“Ashes” by Mario Milosevic is another story that deals with long periods of time in a short space. The narrator is descended from many generations of people bred for longevity. Although the women can survive for nearly a millennium, the men rarely reach a century. The narrator looks back on the deaths of her parents, and anticipates her own child, yet to be born.
As with the previous story, there is little plot beyond the basic premise. The point seems to be that life and death are eternal verities, no matter how they might change. The theme is a profound one, if not entirely original.
“Why Things Work on a Starship” by Stephen R. Loftus-Mercer consists of a conversation between a gifted spaceship engineer and her superior officer. He explains why her brilliant innovations could confuse lesser minds, leading to disaster. More of a fictionalized philosophical essay than a story, this brief dialogue helps the reader appreciate the fact that geniuses need to value the importance of those with only modest skills.
“Winter’s Spring” by A.P. Hawkins features a small team of scientists laboring to set up a colony for a starship full of hibernating passengers. The planet is an extremely cold one, so the situation presents difficult technical problems. Adding to the challenge are tensions among the members of the team.
In essence, this is an old-fashioned problem-solving story, of the kind often found in the pages of Astounding. The solution is a plausible one, although one might wonder why the team didn’t think of it sooner. The relationships among the scientists, whether bickering or developing romances, seem more adolescent than their intellectual skills might suggest.
“Enter the Fungicene” by J.M. Swenson takes place on Earth in the far future. The environment has changed radically, leaving only a few sheltered places where people can survive. Humanity consists entirely of cloned women, many generations after their originals died. These few women are greatly enhanced with biotechnology and neurological implants, which allow them to access the memories of previous clones. Over thousands of years, they have fought to return the environment to a livable state, with little success. One of the women discovers a new lifeform, leading to a change in the way she imagines the future.
The author shows much creative imagination, whether describing a world dominated by gigantic fungi or entering the memories of older clones.

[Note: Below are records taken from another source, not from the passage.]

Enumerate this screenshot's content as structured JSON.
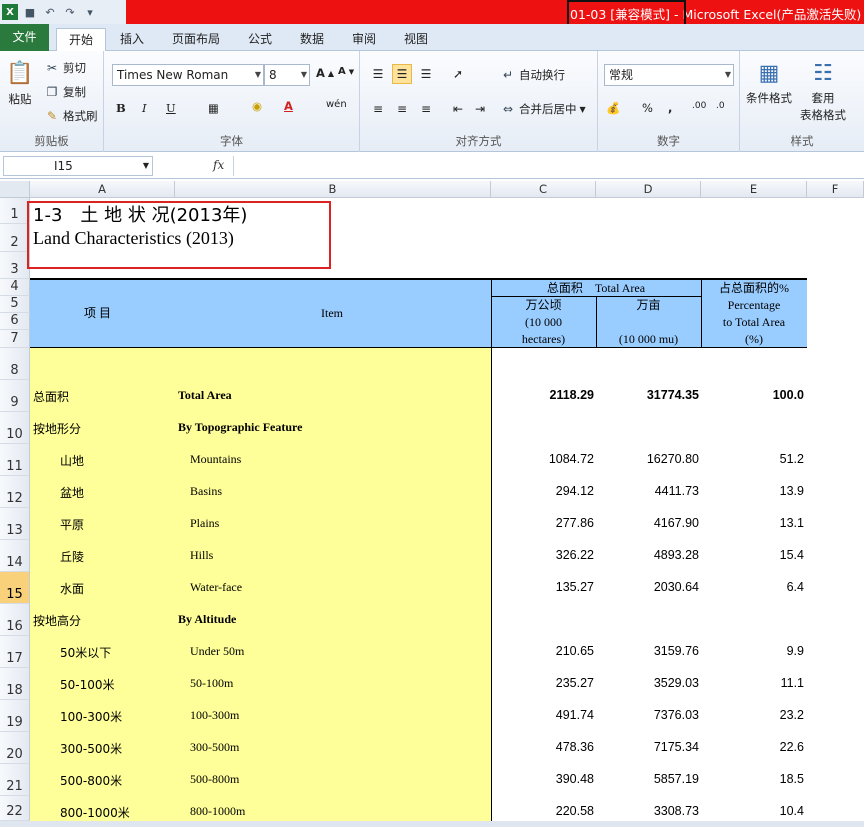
{
  "window": {
    "title": "01-03  [兼容模式]  - Microsoft Excel(产品激活失败)"
  },
  "tabs": [
    "文件",
    "开始",
    "插入",
    "页面布局",
    "公式",
    "数据",
    "审阅",
    "视图"
  ],
  "ribbon": {
    "clipboard": {
      "paste": "粘贴",
      "cut": "剪切",
      "copy": "复制",
      "format_painter": "格式刷",
      "label": "剪贴板"
    },
    "font": {
      "name": "Times New Roman",
      "size": "8",
      "label": "字体"
    },
    "alignment": {
      "wrap": "自动换行",
      "merge": "合并后居中",
      "label": "对齐方式"
    },
    "number": {
      "format": "常规",
      "label": "数字"
    },
    "styles": {
      "conditional": "条件格式",
      "table_line1": "套用",
      "table_line2": "表格格式",
      "label": "样式"
    }
  },
  "formula_bar": {
    "name_box": "I15",
    "fx": "fx",
    "value": ""
  },
  "columns": [
    "A",
    "B",
    "C",
    "D",
    "E",
    "F"
  ],
  "rows": [
    "1",
    "2",
    "3",
    "4",
    "5",
    "6",
    "7",
    "8",
    "9",
    "10",
    "11",
    "12",
    "13",
    "14",
    "15",
    "16",
    "17",
    "18",
    "19",
    "20",
    "21",
    "22"
  ],
  "sheet": {
    "title_cn": "1-3　土 地 状 况(2013年)",
    "title_en": "Land Characteristics (2013)",
    "header": {
      "item_cn": "项  目",
      "item_en": "Item",
      "total_area": "总面积　Total Area",
      "wan_gongqing": "万公顷",
      "ten_thousand": "(10 000",
      "hectares": "hectares)",
      "wan_mu": "万亩",
      "mu_unit": "(10 000 mu)",
      "pct_cn": "占总面积的%",
      "pct_en1": "Percentage",
      "pct_en2": "to Total Area",
      "pct_en3": "(%)"
    },
    "data_rows": [
      {
        "cn": "总面积",
        "en": "Total Area",
        "c": "2118.29",
        "d": "31774.35",
        "e": "100.0",
        "bold": true,
        "indent": false
      },
      {
        "cn": "按地形分",
        "en": "By Topographic Feature",
        "c": "",
        "d": "",
        "e": "",
        "bold": false,
        "en_bold": true,
        "indent": false
      },
      {
        "cn": "山地",
        "en": "Mountains",
        "c": "1084.72",
        "d": "16270.80",
        "e": "51.2",
        "indent": true
      },
      {
        "cn": "盆地",
        "en": "Basins",
        "c": "294.12",
        "d": "4411.73",
        "e": "13.9",
        "indent": true
      },
      {
        "cn": "平原",
        "en": "Plains",
        "c": "277.86",
        "d": "4167.90",
        "e": "13.1",
        "indent": true
      },
      {
        "cn": "丘陵",
        "en": "Hills",
        "c": "326.22",
        "d": "4893.28",
        "e": "15.4",
        "indent": true
      },
      {
        "cn": "水面",
        "en": "Water-face",
        "c": "135.27",
        "d": "2030.64",
        "e": "6.4",
        "indent": true
      },
      {
        "cn": "按地高分",
        "en": "By Altitude",
        "c": "",
        "d": "",
        "e": "",
        "bold": false,
        "en_bold": true,
        "indent": false
      },
      {
        "cn": "50米以下",
        "en": "Under 50m",
        "c": "210.65",
        "d": "3159.76",
        "e": "9.9",
        "indent": true
      },
      {
        "cn": "50-100米",
        "en": "50-100m",
        "c": "235.27",
        "d": "3529.03",
        "e": "11.1",
        "indent": true
      },
      {
        "cn": "100-300米",
        "en": "100-300m",
        "c": "491.74",
        "d": "7376.03",
        "e": "23.2",
        "indent": true
      },
      {
        "cn": "300-500米",
        "en": "300-500m",
        "c": "478.36",
        "d": "7175.34",
        "e": "22.6",
        "indent": true
      },
      {
        "cn": "500-800米",
        "en": "500-800m",
        "c": "390.48",
        "d": "5857.19",
        "e": "18.5",
        "indent": true
      },
      {
        "cn": "800-1000米",
        "en": "800-1000m",
        "c": "220.58",
        "d": "3308.73",
        "e": "10.4",
        "indent": true
      }
    ]
  },
  "colors": {
    "header_fill": "#99ccff",
    "item_fill": "#ffff99",
    "title_bar": "#ee1111",
    "file_tab": "#2b7a3d"
  }
}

The plot offers a sweeping vista of evolution, with a semi-mystical vision of what might follow humanity.
Victoria Silverwolf notes that this issue also contains a scathing political editorial that is sure to generate controversy.